In medieval times, a divorce was almost impossible to achieve. There were few grounds, but even should a divorce be granted, it resembled a legal separation in modern times. When a couple were married, by law they were obliged to live together and certainly to have sex with each other. Sex was the legal right of both parties and the church had the power to order a couple to live together if they had parted. King Richard I, well known for having failed to consummate his marriage to Queen Berengaria, was eventually ordered by the church to return to his marriage bed.
A divorce was the legal way of putting an end to such interference so that a couple could live separately if they so wished, but they were not usually free to remarry. An annulment meant that the marriage was never valid in the first place.
That being the case, I have entitled this novel The Viscount's Divorce, because The Viscount's Annulment just doesn't have the same ring to it! I hope you will forgive this creative licence.
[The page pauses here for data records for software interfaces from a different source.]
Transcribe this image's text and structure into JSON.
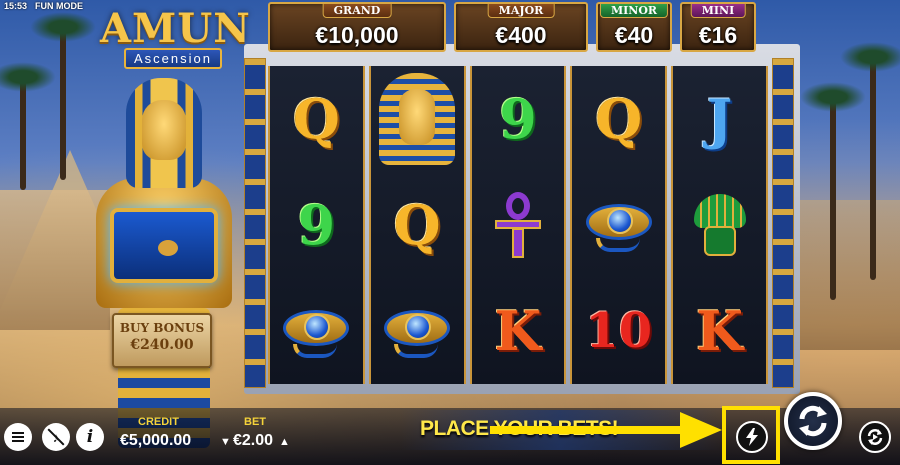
{
  "status": {
    "time": "15:53",
    "mode": "FUN MODE"
  },
  "logo": {
    "title": "AMUN",
    "subtitle": "Ascension"
  },
  "buy_bonus": {
    "label": "BUY BONUS",
    "price": "€240.00"
  },
  "jackpots": [
    {
      "label": "GRAND",
      "value": "€10,000",
      "color": "#8a4b1e"
    },
    {
      "label": "MAJOR",
      "value": "€400",
      "color": "#8a4b1e"
    },
    {
      "label": "MINOR",
      "value": "€40",
      "color": "#2fa048"
    },
    {
      "label": "MINI",
      "value": "€16",
      "color": "#9a2f8a"
    }
  ],
  "reels": [
    [
      "Q",
      "9",
      "eye-of-horus"
    ],
    [
      "pharaoh-mask",
      "Q",
      "eye-of-horus"
    ],
    [
      "9",
      "ankh",
      "K"
    ],
    [
      "Q",
      "eye-of-horus",
      "10"
    ],
    [
      "J",
      "lotus",
      "K"
    ]
  ],
  "bottom": {
    "credit_label": "CREDIT",
    "credit_value": "€5,000.00",
    "bet_label": "BET",
    "bet_value": "€2.00",
    "message": "PLACE YOUR BETS!"
  },
  "icons": {
    "menu": "hamburger-icon",
    "sound": "sound-muted-icon",
    "info": "info-icon",
    "turbo": "lightning-icon",
    "spin": "spin-arrows-icon",
    "autoplay": "autoplay-icon"
  },
  "colors": {
    "highlight": "#ffe000",
    "label_gold": "#f5d33a",
    "message": "#ffe84a"
  }
}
Book three will be about the youngest brother, Viscount John, and will be coming soon.